For Medrano and many others, defining his cultural identity as a Chicano, not necessarily as a Mexican, was at the forefront of his mind when he started the festival. That identity had a lot to do with the politics and social climate at a time when, even in a region with a dense Latino population, educational, economic, and health opportunities for Latinos were limited, as they are today.
Medrano found media and art, film in particular, as a way to speak up against those injustices and unite Latinos in shared experiences.
“We were having a very difficult time in our community, and we had to do something about it,” Medrano said.
Over the years, CineFestival has showcased the films of hundreds of Chicano filmmakers, producers, actors, and writers in San Antonio. Soon, Medrano said, various Latino cultures started showing up in the programming, prompting the festival’s name change to CineFestival to encompass the variety of latinidades the event was showcasing.
Christine Ortega first started working with Medrano, her uncle, to put on CineFestival as a student intern. As a high schooler, she didn’t realize the significance of participating in the program until she was much older, she said.
“Looking back, I think that [the festival] had that air of mysticism to it, that air of affirmation that people did not believe in or expect to find,” said Ortega, who now works for Southwest Airlines as a senior advisor in international community affairs. “In many ways it was a celebration of culture that had just long been invisible.
“I learned how to start on the journey of self-awareness, self-discovery, and self-expression.”

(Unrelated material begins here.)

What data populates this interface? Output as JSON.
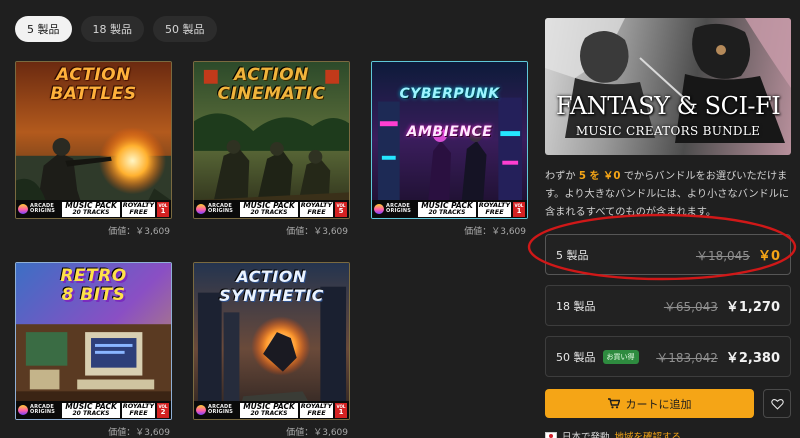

San Antonio has embraced CineFestival since its start, Medrano said, and has provided robust support for it. It has inspired dozens of other Latino film festivals that take place all over the nation.